It’s enormous. It’s faceless and headless. It has eight wheels and it’s built for tough environments. And … it doesn’t need a driver.

In fact, there is no cab, there’s nowhere for anyone to sit. Not even a cat!

Put another way, the Scania autonomous AXL concept truck is quietly terrifying — all facets and brutishness and sheer scale. One might even say, bad-ass?

As one auto journalist said: “It’s the big brother we all wish we had in high school, to deal with the bullies.”

According to Motortrend, Scania figures the AXL dump truck can do without a cab for the same reason Tesla no longer puts grilles on the front of its engineless electric cars: It simply isn’t necessary.

Thanks to supposedly modular construction, the AXL could theoretically take different forms for different jobs, like a semi truck or a large delivery vehicle.

Pictured here, the AXL is set up as a giant dump truck. Lacking a cab has its perks, and the hauling tub for rocks and detritus stretches nearly the AXL’s entire length, like a gigantic wheelbarrow.

Lest you worry about meeting one of these trucks on your next grocery run, Scania says the AXL is intended for use in construction sites, mines, or rock quarries, Motortrend reported.
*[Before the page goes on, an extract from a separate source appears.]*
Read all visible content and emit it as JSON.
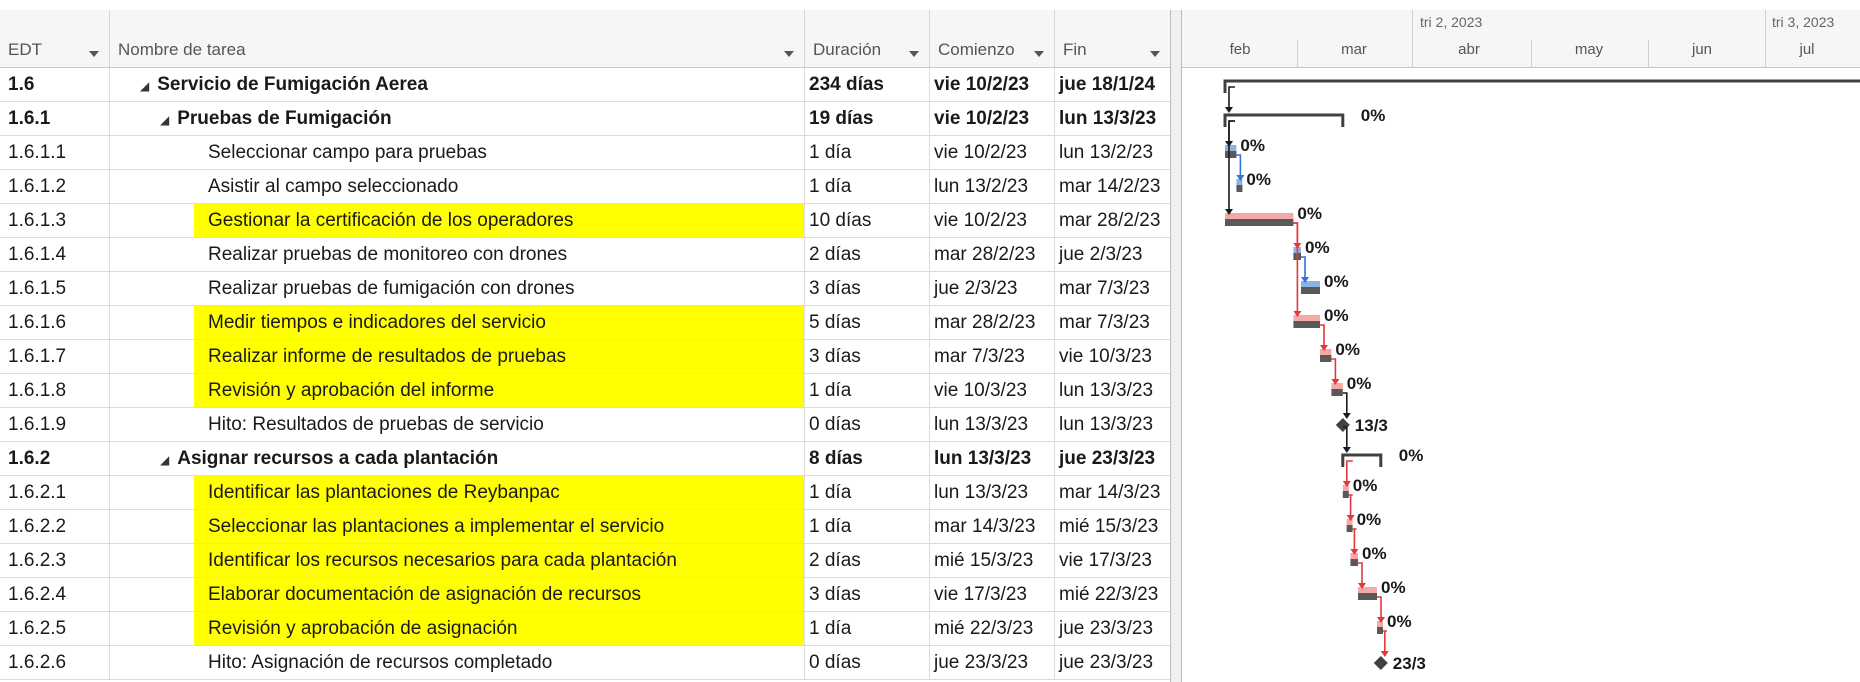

The company thinks closed-loop situations such as these are ideal for driverless vehicles — probably an OK idea. The consequences of a self-driving Uber or similar losing its marbles is many magnitudes less horrifying than something the size of a house going AWOL at speed.

According to Hagerty.com, Scania says that when it comes to autonomous systems, the company doesn’t have all the answers yet. However, the company will continue to learn at great speed using concepts such as the AXL, especially as software becomes at least as important as hardware.

No word on the actual speed of the AXLs yet; but when it comes to the trucks’ design, Scania went for a tough stance softened by the face of what may be recognized as a futuristic bulldog.

The Swedish firm also produced a video to walk us through this design process, which took them from a basic robot look through asymmetric shapes to a combination of round and square shapes.

A tough, stubborn bulldog seems appropriate, since “a really nice friendly animal’s face” wouldn’t look right in a mine.